REQUIRED WORK:
Pull every line containing "Sample" from the entries.

________________________

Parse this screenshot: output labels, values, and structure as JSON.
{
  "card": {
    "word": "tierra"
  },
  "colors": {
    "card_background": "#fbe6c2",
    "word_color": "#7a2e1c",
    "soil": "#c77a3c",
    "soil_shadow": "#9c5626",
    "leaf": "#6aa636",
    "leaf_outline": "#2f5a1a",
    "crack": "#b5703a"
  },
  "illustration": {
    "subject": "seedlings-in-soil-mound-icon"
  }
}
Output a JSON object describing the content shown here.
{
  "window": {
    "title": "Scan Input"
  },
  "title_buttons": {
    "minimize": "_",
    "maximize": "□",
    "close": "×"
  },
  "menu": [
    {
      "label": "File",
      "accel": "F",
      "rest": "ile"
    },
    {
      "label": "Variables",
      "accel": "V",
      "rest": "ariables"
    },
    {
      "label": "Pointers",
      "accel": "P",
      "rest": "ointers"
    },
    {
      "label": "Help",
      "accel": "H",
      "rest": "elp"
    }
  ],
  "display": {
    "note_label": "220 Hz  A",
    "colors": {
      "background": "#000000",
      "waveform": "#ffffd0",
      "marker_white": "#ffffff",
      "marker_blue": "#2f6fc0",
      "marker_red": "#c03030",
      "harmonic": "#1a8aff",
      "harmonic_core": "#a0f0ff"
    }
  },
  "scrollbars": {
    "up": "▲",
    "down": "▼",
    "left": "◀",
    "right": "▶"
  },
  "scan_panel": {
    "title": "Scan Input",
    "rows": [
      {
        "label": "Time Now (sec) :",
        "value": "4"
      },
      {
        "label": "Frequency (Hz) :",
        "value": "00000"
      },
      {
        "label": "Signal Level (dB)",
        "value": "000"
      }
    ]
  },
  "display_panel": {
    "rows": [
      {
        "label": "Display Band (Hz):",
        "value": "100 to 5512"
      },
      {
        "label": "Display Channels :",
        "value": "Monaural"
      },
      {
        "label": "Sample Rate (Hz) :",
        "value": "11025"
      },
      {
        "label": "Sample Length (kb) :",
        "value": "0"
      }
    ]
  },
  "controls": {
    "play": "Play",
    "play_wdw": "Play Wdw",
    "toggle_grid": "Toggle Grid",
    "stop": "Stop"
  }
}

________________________

TASK ANSWER:
        "label": "Sample Rate (Hz) :",
        "label": "Sample Length (kb) :",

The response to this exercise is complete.